BEGIN SUPPLIED ENTRIES

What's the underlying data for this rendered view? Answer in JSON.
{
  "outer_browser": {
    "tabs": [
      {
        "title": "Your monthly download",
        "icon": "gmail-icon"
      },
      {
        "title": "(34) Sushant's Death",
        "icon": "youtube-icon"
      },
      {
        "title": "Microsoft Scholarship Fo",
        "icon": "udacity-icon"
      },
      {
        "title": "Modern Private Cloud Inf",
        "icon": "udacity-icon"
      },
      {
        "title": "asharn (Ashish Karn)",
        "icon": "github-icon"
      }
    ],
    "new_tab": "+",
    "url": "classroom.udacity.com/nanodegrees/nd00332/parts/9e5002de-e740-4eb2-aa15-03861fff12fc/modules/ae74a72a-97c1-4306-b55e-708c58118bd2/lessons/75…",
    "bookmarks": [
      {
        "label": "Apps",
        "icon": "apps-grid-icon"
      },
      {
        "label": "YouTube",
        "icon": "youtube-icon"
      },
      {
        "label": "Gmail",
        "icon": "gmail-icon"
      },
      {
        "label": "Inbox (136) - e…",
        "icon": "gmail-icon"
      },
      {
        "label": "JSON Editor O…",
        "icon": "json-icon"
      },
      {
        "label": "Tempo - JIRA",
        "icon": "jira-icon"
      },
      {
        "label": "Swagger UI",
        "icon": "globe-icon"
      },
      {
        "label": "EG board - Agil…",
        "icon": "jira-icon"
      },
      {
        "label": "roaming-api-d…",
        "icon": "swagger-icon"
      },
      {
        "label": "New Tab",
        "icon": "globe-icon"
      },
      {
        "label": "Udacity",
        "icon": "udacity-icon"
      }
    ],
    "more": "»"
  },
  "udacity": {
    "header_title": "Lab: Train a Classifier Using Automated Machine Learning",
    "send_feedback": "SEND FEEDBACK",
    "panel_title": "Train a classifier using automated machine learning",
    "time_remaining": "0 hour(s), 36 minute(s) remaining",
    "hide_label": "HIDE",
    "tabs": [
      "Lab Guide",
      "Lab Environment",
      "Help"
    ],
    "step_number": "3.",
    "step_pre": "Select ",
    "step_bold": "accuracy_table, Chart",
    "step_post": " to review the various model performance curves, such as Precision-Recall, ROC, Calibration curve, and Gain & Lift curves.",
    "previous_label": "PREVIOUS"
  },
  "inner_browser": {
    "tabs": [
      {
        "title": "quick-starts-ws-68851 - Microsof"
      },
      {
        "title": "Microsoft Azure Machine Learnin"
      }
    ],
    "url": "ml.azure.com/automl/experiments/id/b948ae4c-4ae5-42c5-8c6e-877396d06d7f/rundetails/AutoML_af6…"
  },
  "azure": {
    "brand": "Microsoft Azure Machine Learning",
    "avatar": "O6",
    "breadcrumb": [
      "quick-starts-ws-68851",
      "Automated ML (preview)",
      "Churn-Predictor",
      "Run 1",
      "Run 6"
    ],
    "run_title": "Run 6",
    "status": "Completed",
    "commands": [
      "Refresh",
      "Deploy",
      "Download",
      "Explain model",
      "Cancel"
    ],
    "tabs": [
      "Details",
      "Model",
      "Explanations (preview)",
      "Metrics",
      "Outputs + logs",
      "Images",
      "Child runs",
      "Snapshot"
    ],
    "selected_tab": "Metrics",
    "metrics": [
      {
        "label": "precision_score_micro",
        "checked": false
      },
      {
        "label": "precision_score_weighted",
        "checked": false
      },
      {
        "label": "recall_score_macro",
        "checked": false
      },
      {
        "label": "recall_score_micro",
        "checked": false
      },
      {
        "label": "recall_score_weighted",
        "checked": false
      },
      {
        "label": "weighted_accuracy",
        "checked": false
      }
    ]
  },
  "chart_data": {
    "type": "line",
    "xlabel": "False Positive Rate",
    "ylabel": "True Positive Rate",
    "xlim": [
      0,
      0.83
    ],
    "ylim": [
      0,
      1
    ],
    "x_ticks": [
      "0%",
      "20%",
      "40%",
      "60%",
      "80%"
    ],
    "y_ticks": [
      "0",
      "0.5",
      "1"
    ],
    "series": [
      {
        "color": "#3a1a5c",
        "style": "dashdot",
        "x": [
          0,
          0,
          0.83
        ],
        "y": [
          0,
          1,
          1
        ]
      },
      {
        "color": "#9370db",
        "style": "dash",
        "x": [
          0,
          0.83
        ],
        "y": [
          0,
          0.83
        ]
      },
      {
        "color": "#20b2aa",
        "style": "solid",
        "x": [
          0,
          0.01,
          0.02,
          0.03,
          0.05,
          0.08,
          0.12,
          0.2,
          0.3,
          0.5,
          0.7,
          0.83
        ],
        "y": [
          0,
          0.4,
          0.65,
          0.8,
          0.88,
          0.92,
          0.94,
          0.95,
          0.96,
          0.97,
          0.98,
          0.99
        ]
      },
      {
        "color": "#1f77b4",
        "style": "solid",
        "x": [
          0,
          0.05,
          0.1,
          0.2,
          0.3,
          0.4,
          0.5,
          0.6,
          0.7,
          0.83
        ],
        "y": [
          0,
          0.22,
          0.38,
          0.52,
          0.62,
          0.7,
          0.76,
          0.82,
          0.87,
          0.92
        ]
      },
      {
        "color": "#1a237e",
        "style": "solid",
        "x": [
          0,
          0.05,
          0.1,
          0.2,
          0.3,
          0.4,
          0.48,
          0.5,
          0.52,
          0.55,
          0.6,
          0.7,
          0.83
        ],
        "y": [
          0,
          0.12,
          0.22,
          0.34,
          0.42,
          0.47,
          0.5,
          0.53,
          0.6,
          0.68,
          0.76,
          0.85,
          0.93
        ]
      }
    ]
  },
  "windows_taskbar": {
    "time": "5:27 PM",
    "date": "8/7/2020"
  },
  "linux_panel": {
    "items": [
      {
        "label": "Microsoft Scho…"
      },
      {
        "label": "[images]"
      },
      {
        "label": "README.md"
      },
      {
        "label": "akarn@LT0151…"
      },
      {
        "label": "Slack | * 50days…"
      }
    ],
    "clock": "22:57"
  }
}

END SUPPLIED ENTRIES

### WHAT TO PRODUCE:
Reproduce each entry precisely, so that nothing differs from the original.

### EXPECTED ANSWER:
What's the underlying data for this rendered view? Answer in JSON.
{
  "outer_browser": {
    "tabs": [
      {
        "title": "Your monthly download",
        "icon": "gmail-icon"
      },
      {
        "title": "(34) Sushant's Death",
        "icon": "youtube-icon"
      },
      {
        "title": "Microsoft Scholarship Fo",
        "icon": "udacity-icon"
      },
      {
        "title": "Modern Private Cloud Inf",
        "icon": "udacity-icon"
      },
      {
        "title": "asharn (Ashish Karn)",
        "icon": "github-icon"
      }
    ],
    "new_tab": "+",
    "url": "classroom.udacity.com/nanodegrees/nd00332/parts/9e5002de-e740-4eb2-aa15-03861fff12fc/modules/ae74a72a-97c1-4306-b55e-708c58118bd2/lessons/75…",
    "bookmarks": [
      {
        "label": "Apps",
        "icon": "apps-grid-icon"
      },
      {
        "label": "YouTube",
        "icon": "youtube-icon"
      },
      {
        "label": "Gmail",
        "icon": "gmail-icon"
      },
      {
        "label": "Inbox (136) - e…",
        "icon": "gmail-icon"
      },
      {
        "label": "JSON Editor O…",
        "icon": "json-icon"
      },
      {
        "label": "Tempo - JIRA",
        "icon": "jira-icon"
      },
      {
        "label": "Swagger UI",
        "icon": "globe-icon"
      },
      {
        "label": "EG board - Agil…",
        "icon": "jira-icon"
      },
      {
        "label": "roaming-api-d…",
        "icon": "swagger-icon"
      },
      {
        "label": "New Tab",
        "icon": "globe-icon"
      },
      {
        "label": "Udacity",
        "icon": "udacity-icon"
      }
    ],
    "more": "»"
  },
  "udacity": {
    "header_title": "Lab: Train a Classifier Using Automated Machine Learning",
    "send_feedback": "SEND FEEDBACK",
    "panel_title": "Train a classifier using automated machine learning",
    "time_remaining": "0 hour(s), 36 minute(s) remaining",
    "hide_label": "HIDE",
    "tabs": [
      "Lab Guide",
      "Lab Environment",
      "Help"
    ],
    "step_number": "3.",
    "step_pre": "Select ",
    "step_bold": "accuracy_table, Chart",
    "step_post": " to review the various model performance curves, such as Precision-Recall, ROC, Calibration curve, and Gain & Lift curves.",
    "previous_label": "PREVIOUS"
  },
  "inner_browser": {
    "tabs": [
      {
        "title": "quick-starts-ws-68851 - Microsof"
      },
      {
        "title": "Microsoft Azure Machine Learnin"
      }
    ],
    "url": "ml.azure.com/automl/experiments/id/b948ae4c-4ae5-42c5-8c6e-877396d06d7f/rundetails/AutoML_af6…"
  },
  "azure": {
    "brand": "Microsoft Azure Machine Learning",
    "avatar": "O6",
    "breadcrumb": [
      "quick-starts-ws-68851",
      "Automated ML (preview)",
      "Churn-Predictor",
      "Run 1",
      "Run 6"
    ],
    "run_title": "Run 6",
    "status": "Completed",
    "commands": [
      "Refresh",
      "Deploy",
      "Download",
      "Explain model",
      "Cancel"
    ],
    "tabs": [
      "Details",
      "Model",
      "Explanations (preview)",
      "Metrics",
      "Outputs + logs",
      "Images",
      "Child runs",
      "Snapshot"
    ],
    "selected_tab": "Metrics",
    "metrics": [
      {
        "label": "precision_score_micro",
        "checked": false
      },
      {
        "label": "precision_score_weighted",
        "checked": false
      },
      {
        "label": "recall_score_macro",
        "checked": false
      },
      {
        "label": "recall_score_micro",
        "checked": false
      },
      {
        "label": "recall_score_weighted",
        "checked": false
      },
      {
        "label": "weighted_accuracy",
        "checked": false
      }
    ]
  },
  "chart_data": {
    "type": "line",
    "xlabel": "False Positive Rate",
    "ylabel": "True Positive Rate",
    "xlim": [
      0,
      0.83
    ],
    "ylim": [
      0,
      1
    ],
    "x_ticks": [
      "0%",
      "20%",
      "40%",
      "60%",
      "80%"
    ],
    "y_ticks": [
      "0",
      "0.5",
      "1"
    ],
    "series": [
      {
        "color": "#3a1a5c",
        "style": "dashdot",
        "x": [
          0,
          0,
          0.83
        ],
        "y": [
          0,
          1,
          1
        ]
      },
      {
        "color": "#9370db",
        "style": "dash",
        "x": [
          0,
          0.83
        ],
        "y": [
          0,
          0.83
        ]
      },
      {
        "color": "#20b2aa",
        "style": "solid",
        "x": [
          0,
          0.01,
          0.02,
          0.03,
          0.05,
          0.08,
          0.12,
          0.2,
          0.3,
          0.5,
          0.7,
          0.83
        ],
        "y": [
          0,
          0.4,
          0.65,
          0.8,
          0.88,
          0.92,
          0.94,
          0.95,
          0.96,
          0.97,
          0.98,
          0.99
        ]
      },
      {
        "color": "#1f77b4",
        "style": "solid",
        "x": [
          0,
          0.05,
          0.1,
          0.2,
          0.3,
          0.4,
          0.5,
          0.6,
          0.7,
          0.83
        ],
        "y": [
          0,
          0.22,
          0.38,
          0.52,
          0.62,
          0.7,
          0.76,
          0.82,
          0.87,
          0.92
        ]
      },
      {
        "color": "#1a237e",
        "style": "solid",
        "x": [
          0,
          0.05,
          0.1,
          0.2,
          0.3,
          0.4,
          0.48,
          0.5,
          0.52,
          0.55,
          0.6,
          0.7,
          0.83
        ],
        "y": [
          0,
          0.12,
          0.22,
          0.34,
          0.42,
          0.47,
          0.5,
          0.53,
          0.6,
          0.68,
          0.76,
          0.85,
          0.93
        ]
      }
    ]
  },
  "windows_taskbar": {
    "time": "5:27 PM",
    "date": "8/7/2020"
  },
  "linux_panel": {
    "items": [
      {
        "label": "Microsoft Scho…"
      },
      {
        "label": "[images]"
      },
      {
        "label": "README.md"
      },
      {
        "label": "akarn@LT0151…"
      },
      {
        "label": "Slack | * 50days…"
      }
    ],
    "clock": "22:57"
  }
}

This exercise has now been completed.